RONDEBOSCH, CAPE TOWN, 3 June 2019—Yesterday marked the start of child protection week. Over the next few days NGOs, researchers and citizens will be called on to end violence against children. It is just as important that there is a commitment from the highest level of government to protect South Africa’s children.
WOODSTOCK, CAPE TOWN, 22 May 2019— The Children's Institute and Media Monitoring Africa hosted 21 journalists at a media training workshop on Ethically Reporting on Violence Against Children in Cape Town 22 May 2019. The workshop was intended as a hands-on, practical training to empower reporters who cover stories and cases involving children with knowledge and skills in children's rights, ethics and the law surrounding children.

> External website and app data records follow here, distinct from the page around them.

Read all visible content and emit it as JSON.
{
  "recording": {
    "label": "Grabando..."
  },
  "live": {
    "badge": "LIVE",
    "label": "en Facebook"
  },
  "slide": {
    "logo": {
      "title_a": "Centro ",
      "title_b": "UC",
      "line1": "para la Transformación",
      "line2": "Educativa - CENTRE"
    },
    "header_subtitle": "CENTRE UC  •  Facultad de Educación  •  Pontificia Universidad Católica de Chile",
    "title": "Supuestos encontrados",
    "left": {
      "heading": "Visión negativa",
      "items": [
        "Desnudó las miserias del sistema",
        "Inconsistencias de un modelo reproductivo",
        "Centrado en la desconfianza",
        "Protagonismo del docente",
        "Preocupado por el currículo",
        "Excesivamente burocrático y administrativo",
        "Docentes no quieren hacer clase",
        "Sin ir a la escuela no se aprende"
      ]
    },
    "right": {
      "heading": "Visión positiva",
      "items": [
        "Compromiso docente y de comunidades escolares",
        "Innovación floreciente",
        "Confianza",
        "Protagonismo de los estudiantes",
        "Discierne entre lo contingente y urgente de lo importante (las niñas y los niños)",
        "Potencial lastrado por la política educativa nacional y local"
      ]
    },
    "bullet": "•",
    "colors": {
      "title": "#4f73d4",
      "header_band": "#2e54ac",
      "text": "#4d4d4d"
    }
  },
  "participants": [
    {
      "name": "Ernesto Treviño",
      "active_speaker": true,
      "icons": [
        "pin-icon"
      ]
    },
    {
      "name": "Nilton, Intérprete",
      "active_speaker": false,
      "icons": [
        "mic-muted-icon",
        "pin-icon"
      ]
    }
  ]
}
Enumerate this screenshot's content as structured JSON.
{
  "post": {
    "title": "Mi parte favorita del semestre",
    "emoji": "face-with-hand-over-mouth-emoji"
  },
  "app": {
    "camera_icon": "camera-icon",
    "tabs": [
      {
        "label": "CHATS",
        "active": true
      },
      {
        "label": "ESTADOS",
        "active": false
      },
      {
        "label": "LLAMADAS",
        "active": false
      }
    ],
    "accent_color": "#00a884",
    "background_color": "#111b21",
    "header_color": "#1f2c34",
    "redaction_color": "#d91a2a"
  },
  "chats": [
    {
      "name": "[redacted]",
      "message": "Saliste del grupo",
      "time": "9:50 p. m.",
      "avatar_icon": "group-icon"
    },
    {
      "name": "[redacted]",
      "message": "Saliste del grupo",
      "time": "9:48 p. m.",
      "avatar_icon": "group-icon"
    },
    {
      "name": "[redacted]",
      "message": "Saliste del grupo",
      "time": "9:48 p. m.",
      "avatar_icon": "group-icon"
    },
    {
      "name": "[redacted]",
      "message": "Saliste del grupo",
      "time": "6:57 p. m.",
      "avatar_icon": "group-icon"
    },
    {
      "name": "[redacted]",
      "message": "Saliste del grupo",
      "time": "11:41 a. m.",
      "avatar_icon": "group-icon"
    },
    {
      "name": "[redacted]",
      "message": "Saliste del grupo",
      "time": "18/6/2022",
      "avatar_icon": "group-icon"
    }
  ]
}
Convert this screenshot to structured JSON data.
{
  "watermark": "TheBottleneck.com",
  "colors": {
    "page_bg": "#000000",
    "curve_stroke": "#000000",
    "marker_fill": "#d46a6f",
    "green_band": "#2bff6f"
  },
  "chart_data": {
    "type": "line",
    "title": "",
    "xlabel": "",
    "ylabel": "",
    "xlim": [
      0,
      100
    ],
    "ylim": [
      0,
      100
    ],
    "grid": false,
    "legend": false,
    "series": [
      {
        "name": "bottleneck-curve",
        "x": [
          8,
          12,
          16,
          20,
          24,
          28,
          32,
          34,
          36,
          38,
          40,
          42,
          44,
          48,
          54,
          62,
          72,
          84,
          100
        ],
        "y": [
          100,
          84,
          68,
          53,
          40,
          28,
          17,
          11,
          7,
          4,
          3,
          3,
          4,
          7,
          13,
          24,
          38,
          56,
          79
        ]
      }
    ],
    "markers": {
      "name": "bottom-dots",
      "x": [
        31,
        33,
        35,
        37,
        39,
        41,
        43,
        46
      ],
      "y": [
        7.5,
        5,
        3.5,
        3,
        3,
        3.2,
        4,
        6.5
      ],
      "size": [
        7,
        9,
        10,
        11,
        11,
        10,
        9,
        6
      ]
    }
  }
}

One of the first tasks of South Africa’s Sixth Parliament will be to determine the fate of the Children’s Amendment Bill. Despite content and process errors that could expose vulnerable children to harm and increase the burden on overworked social workers and discrepancies with both the National Child Care and Protection Policy and government’s strategy for early childhood development, the bill has been rushed to Parliament. So why the indecent haste?
The Children’s Institute and The Poverty and Inequality Initiative co-hosted a special seminar on the main findings and policy recommendations of a book published by Policy Press in the UK: Tracing the Consequences of Child Poverty: Evidence from the Young Lives study in Cape Town 10 April 2019.
Emeritus Associate Professor Andy Dawes and Professor Colin Tredoux, both from UCT’s Department of Psychology, co-authored the book alongside the University of Oxford’s Professor Jo Boyden and Dr Paul Dornan. Boyden is the director of Young Lives, the study on which Tracing the Consequences is based.